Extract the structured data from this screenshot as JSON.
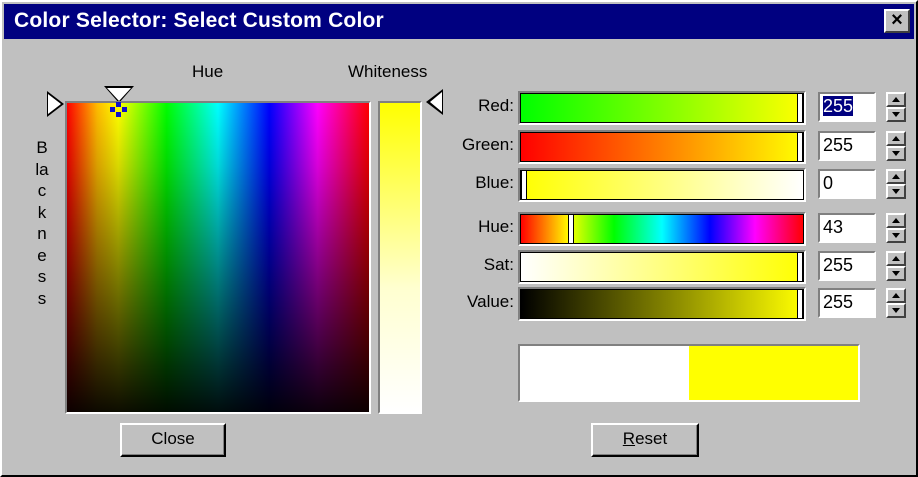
{
  "window": {
    "title": "Color Selector: Select Custom Color",
    "close_glyph": "×"
  },
  "picker": {
    "hue_label": "Hue",
    "whiteness_label": "Whiteness",
    "blackness_label": "Blackness"
  },
  "sliders": [
    {
      "label": "Red:",
      "value": "255",
      "fraction": 1.0,
      "gradient": "linear-gradient(to right, #00ff00, #ffff00)"
    },
    {
      "label": "Green:",
      "value": "255",
      "fraction": 1.0,
      "gradient": "linear-gradient(to right, #ff0000, #ffff00)"
    },
    {
      "label": "Blue:",
      "value": "0",
      "fraction": 0.0,
      "gradient": "linear-gradient(to right, #ffff00, #ffffff)"
    },
    {
      "label": "Hue:",
      "value": "43",
      "fraction": 0.17,
      "gradient": "linear-gradient(to right, #ff0000, #ffff00 17%, #00ff00 33%, #00ffff 50%, #0000ff 67%, #ff00ff 83%, #ff0000)"
    },
    {
      "label": "Sat:",
      "value": "255",
      "fraction": 1.0,
      "gradient": "linear-gradient(to right, #ffffff, #ffff00)"
    },
    {
      "label": "Value:",
      "value": "255",
      "fraction": 1.0,
      "gradient": "linear-gradient(to right, #000000, #ffff00)"
    }
  ],
  "preview": {
    "old_color": "#ffffff",
    "new_color": "#ffff00"
  },
  "buttons": {
    "close": "Close",
    "reset_mnemonic": "R",
    "reset_rest": "eset"
  },
  "icons": {
    "spin_up": "up-arrow-icon",
    "spin_down": "down-arrow-icon"
  }
}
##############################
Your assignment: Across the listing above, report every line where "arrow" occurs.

Response:
    "spin_up": "up-arrow-icon",
    "spin_down": "down-arrow-icon"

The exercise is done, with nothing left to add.